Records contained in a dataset

>>>>

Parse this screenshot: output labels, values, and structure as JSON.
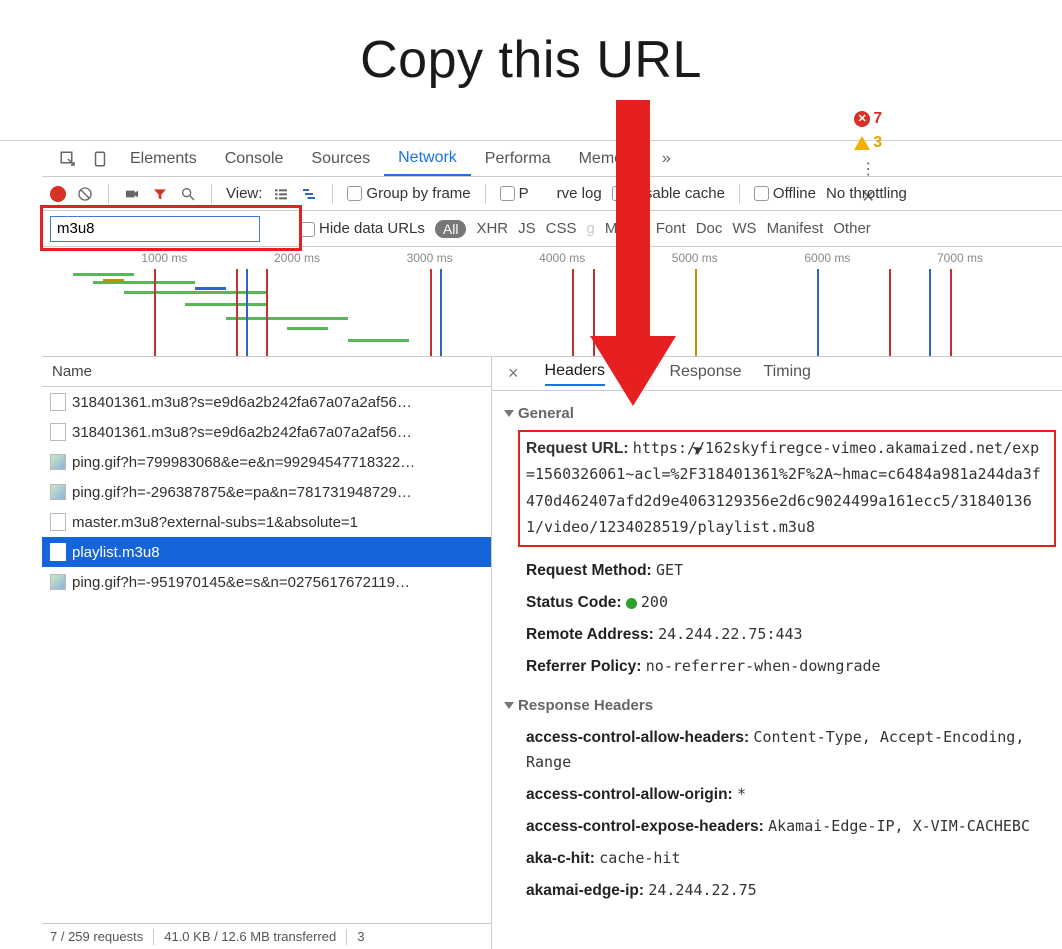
{
  "title": "Copy this URL",
  "tabs": {
    "elements": "Elements",
    "console": "Console",
    "sources": "Sources",
    "network": "Network",
    "performance": "Performa",
    "memory": "Memory"
  },
  "badges": {
    "errors": "7",
    "warnings": "3"
  },
  "toolbar": {
    "view": "View:",
    "group_by_frame": "Group by frame",
    "preserve_log_a": "P",
    "preserve_log_b": "rve log",
    "disable_cache": "Disable cache",
    "offline": "Offline",
    "throttling": "No throttling"
  },
  "filter": {
    "value": "m3u8",
    "hide_data_urls": "Hide data URLs",
    "all": "All",
    "types": [
      "XHR",
      "JS",
      "CSS",
      "g",
      "Media",
      "Font",
      "Doc",
      "WS",
      "Manifest",
      "Other"
    ]
  },
  "timeline_ticks": [
    "1000 ms",
    "2000 ms",
    "3000 ms",
    "4000 ms",
    "5000 ms",
    "6000 ms",
    "7000 ms"
  ],
  "left_header": "Name",
  "requests": [
    {
      "name": "318401361.m3u8?s=e9d6a2b242fa67a07a2af56…",
      "icon": "doc"
    },
    {
      "name": "318401361.m3u8?s=e9d6a2b242fa67a07a2af56…",
      "icon": "doc"
    },
    {
      "name": "ping.gif?h=799983068&e=e&n=99294547718322…",
      "icon": "img"
    },
    {
      "name": "ping.gif?h=-296387875&e=pa&n=781731948729…",
      "icon": "img"
    },
    {
      "name": "master.m3u8?external-subs=1&absolute=1",
      "icon": "doc"
    },
    {
      "name": "playlist.m3u8",
      "icon": "doc",
      "selected": true
    },
    {
      "name": "ping.gif?h=-951970145&e=s&n=0275617672119…",
      "icon": "img"
    }
  ],
  "status": {
    "requests": "7 / 259 requests",
    "transferred": "41.0 KB / 12.6 MB transferred",
    "extra": "3"
  },
  "detail_tabs": {
    "headers": "Headers",
    "preview": "ew",
    "response": "Response",
    "timing": "Timing"
  },
  "general_title": "General",
  "general": {
    "request_url_label": "Request URL:",
    "request_url": "https://162skyfiregce-vimeo.akamaized.net/exp=1560326061~acl=%2F318401361%2F%2A~hmac=c6484a981a244da3f470d462407afd2d9e4063129356e2d6c9024499a161ecc5/318401361/video/1234028519/playlist.m3u8",
    "method_label": "Request Method:",
    "method": "GET",
    "status_label": "Status Code:",
    "status": "200",
    "remote_label": "Remote Address:",
    "remote": "24.244.22.75:443",
    "referrer_label": "Referrer Policy:",
    "referrer": "no-referrer-when-downgrade"
  },
  "resp_title": "Response Headers",
  "resp": {
    "ach_l": "access-control-allow-headers:",
    "ach_v": "Content-Type, Accept-Encoding, Range",
    "aco_l": "access-control-allow-origin:",
    "aco_v": "*",
    "ace_l": "access-control-expose-headers:",
    "ace_v": "Akamai-Edge-IP, X-VIM-CACHEBC",
    "akc_l": "aka-c-hit:",
    "akc_v": "cache-hit",
    "ake_l": "akamai-edge-ip:",
    "ake_v": "24.244.22.75"
  }
}
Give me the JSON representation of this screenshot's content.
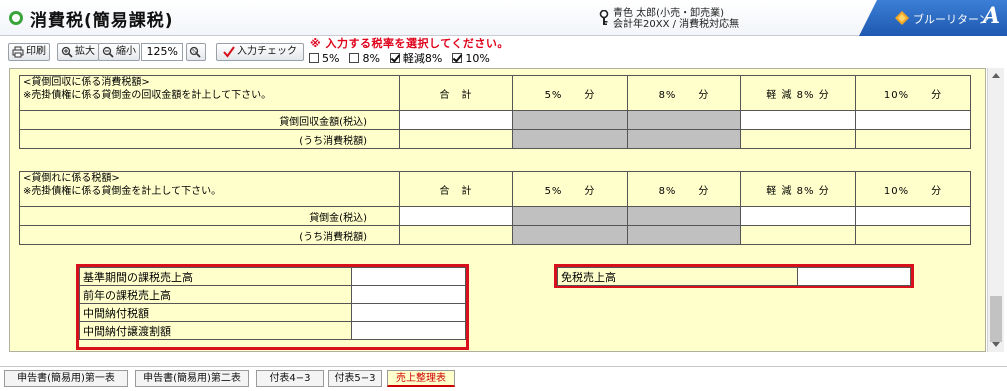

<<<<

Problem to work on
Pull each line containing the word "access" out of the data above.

Your response
    "ach_l": "access-control-allow-headers:",
    "aco_l": "access-control-allow-origin:",
    "ace_l": "access-control-expose-headers:",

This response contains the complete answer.